TWO visiting artists graced the stage for the Westmorland Orchestra’s recent concert in Kendal Leisure Centre, writes CLIVE WALKLEY. Bob Chasey, a former principal second violinist with the BBC Philharmonic Orchestra, was making his debut as guest conductor with the orchestra. Also appearing as guest soloist was the young violinist, Sophie Rosa. Her performance of Vaughan William’s lovely Romance The Lark Ascending was one of the highlights of the evening. Her sound flowed seemingly effortlessly as she soared higher and higher into the upper register holding the audience spellbound.

The rest of the programme consisted of short items of well-known classics. Sibelius rousing, ever-popular Finlandia opened the concert. Urged on by their enthusiastic conductor, the brass players clearly relished the prominence given to them while the string section produced a good solid tone in the big patriotic tune that is at the core of this very popular piece. Selections from Tchaikovsky's Nutcracker Suite completed the first half of the programme. Sadly, there were some disappointing moments in this performance: tempi were often on the sluggish side and there were some lapses of balance and intonation in the wind department.

The second half of the concert opened with great panache with the most famous of Sousa’s 136 marches, the one known as Liberty Bell, so called because it does feature a ship’s bell, gloriously out of tune with the rest of the orchestra! Then came two movements from Grieg's Peer Gynt Suite and Bizet's Farandole from his L'Arlésienne Suite. Again there were some disappointments in the performance of the Grieg, but the whole orchestra came alive in the Bizet.

Next it was the turn of the string section to show what they could do in Mascagni's famous Intermezzo from Cavalleria Rusticana. The tone was rich, expressive and powerful as they delivered Mascagni's hit tune.

The concert concluded with Johann Strauss' Blue Danube Waltz and Elgar's stirring Pomp and Circumstance March No 1. This, of course, is the piece that by tradition ends the BBC Proms concert season every year; the patriotic tune Land of Hope and Glory - words commissioned by King Edward VII - forms a climax. Perhaps inspired by a royal occasion, the orchestra produced some of the best playing of the evening.
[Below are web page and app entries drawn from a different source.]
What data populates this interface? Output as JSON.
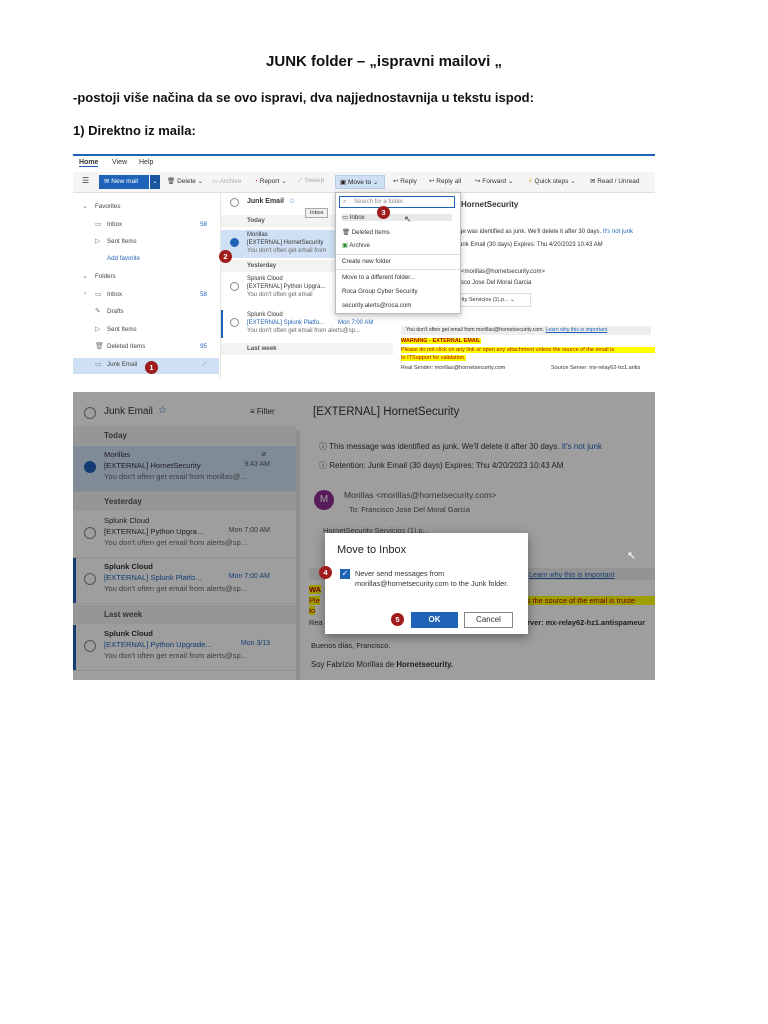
{
  "document": {
    "title": "JUNK folder – „ispravni mailovi „",
    "intro": "-postoji više načina da se ovo ispravi, dva najjednostavnija u tekstu ispod:",
    "step1": "1) Direktno iz maila:"
  },
  "shot1": {
    "tabs": [
      "Home",
      "View",
      "Help"
    ],
    "toolbar": {
      "new_mail": "New mail",
      "delete": "Delete",
      "archive": "Archive",
      "report": "Report",
      "sweep": "Sweep",
      "move_to": "Move to",
      "reply": "Reply",
      "reply_all": "Reply all",
      "forward": "Forward",
      "quick_steps": "Quick steps",
      "read_unread": "Read / Unread"
    },
    "nav": {
      "favorites": "Favorites",
      "inbox": "Inbox",
      "inbox_count": "58",
      "sent": "Sent Items",
      "add_favorite": "Add favorite",
      "folders": "Folders",
      "inbox2": "Inbox",
      "inbox2_count": "58",
      "drafts": "Drafts",
      "sent2": "Sent Items",
      "deleted": "Deleted Items",
      "deleted_count": "95",
      "junk": "Junk Email"
    },
    "list": {
      "title": "Junk Email",
      "today": "Today",
      "m1": {
        "from": "Morillas",
        "subject": "[EXTERNAL] HornetSecurity",
        "preview": "You don't often get email from"
      },
      "yesterday": "Yesterday",
      "m2": {
        "from": "Splunk Cloud",
        "subject": "[EXTERNAL] Python Upgra...",
        "preview": "You don't often get email"
      },
      "m3": {
        "from": "Splunk Cloud",
        "subject": "[EXTERNAL] Splunk Platfo...",
        "time": "Mon 7:00 AM",
        "preview": "You don't often get email from alerts@sp..."
      },
      "last_week": "Last week"
    },
    "reading": {
      "subject": "HornetSecurity",
      "junk_notice": "ge was identified as junk. We'll delete it after 30 days.",
      "not_junk": "It's not junk",
      "retention": "unk Email (30 days) Expires: Thu 4/20/2023 10:43 AM",
      "sender": "<morillas@hornetsecurity.com>",
      "to": "sco Jose Del Moral Garcia",
      "attach": "rity Servicios (1).p...",
      "banner": "You don't often get email from morillas@hornetsecurity.com.",
      "banner_link": "Learn why this is important",
      "warning_title": "WARNING - EXTERNAL EMAIL",
      "warning_body": "Please do not click on any link or open any attachment unless the source of the email is",
      "warning_body2": "to ITSupport for validation.",
      "real_sender": "Real Sender: morillas@hornetsecurity.com",
      "source_server": "Source Server: mx-relay62-hz1.antis"
    },
    "dropdown": {
      "search": "Search for a folder",
      "inbox": "Inbox",
      "deleted": "Deleted Items",
      "archive": "Archive",
      "new_folder": "Create new folder",
      "move_different": "Move to a different folder...",
      "roca": "Roca Group Cyber Security",
      "security": "security.alerts@roca.com"
    },
    "tooltip": "Inbox",
    "badges": [
      "1",
      "2",
      "3"
    ]
  },
  "shot2": {
    "list": {
      "title": "Junk Email",
      "filter": "Filter",
      "today": "Today",
      "m1": {
        "from": "Morillas",
        "subject": "[EXTERNAL] HornetSecurity",
        "time": "9:43 AM",
        "preview": "You don't often get email from morillas@..."
      },
      "yesterday": "Yesterday",
      "m2": {
        "from": "Splunk Cloud",
        "subject": "[EXTERNAL] Python Upgra...",
        "time": "Mon 7:00 AM",
        "preview": "You don't often get email from alerts@sp..."
      },
      "m3": {
        "from": "Splunk Cloud",
        "subject": "[EXTERNAL] Splunk Platfo...",
        "time": "Mon 7:00 AM",
        "preview": "You don't often get email from alerts@sp..."
      },
      "last_week": "Last week",
      "m4": {
        "from": "Splunk Cloud",
        "subject": "[EXTERNAL] Python Upgrade...",
        "time": "Mon 3/13",
        "preview": "You don't often get email from alerts@sp..."
      }
    },
    "reading": {
      "subject": "[EXTERNAL] HornetSecurity",
      "junk_notice": "This message was identified as junk. We'll delete it after 30 days.",
      "not_junk": "It's not junk",
      "retention": "Retention: Junk Email (30 days) Expires: Thu 4/20/2023 10:43 AM",
      "avatar": "M",
      "sender": "Morillas <morillas@hornetsecurity.com>",
      "to": "To:  Francisco Jose Del Moral Garcia",
      "attach": "HornetSecurity Servicios (1).p...",
      "learn": "Learn why this is important",
      "warn_frag1": "WA",
      "warn_frag2": "Ple",
      "warn_frag3": "to",
      "warn_right": "ss the source of the email is truste",
      "real": "Rea",
      "server": "erver: mx-relay62-hz1.antispameur",
      "greeting": "Buenos días, Francisco.",
      "intro_a": "Soy Fabrizio Morillas de ",
      "intro_b": "Hornetsecurity."
    },
    "dialog": {
      "title": "Move to Inbox",
      "checkbox_label": "Never send messages from morillas@hornetsecurity.com to the Junk folder.",
      "ok": "OK",
      "cancel": "Cancel"
    },
    "badges": [
      "4",
      "5"
    ]
  }
}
Finally, this concert marked the last appearance of one of the orchestra’s long-standing members. It was announced that principal clarinettist, Ian Ronald, was retiring from the orchestra after 50 years service. This is a remarkable achievement and Ian's fine sensitive playing will live long in our memories.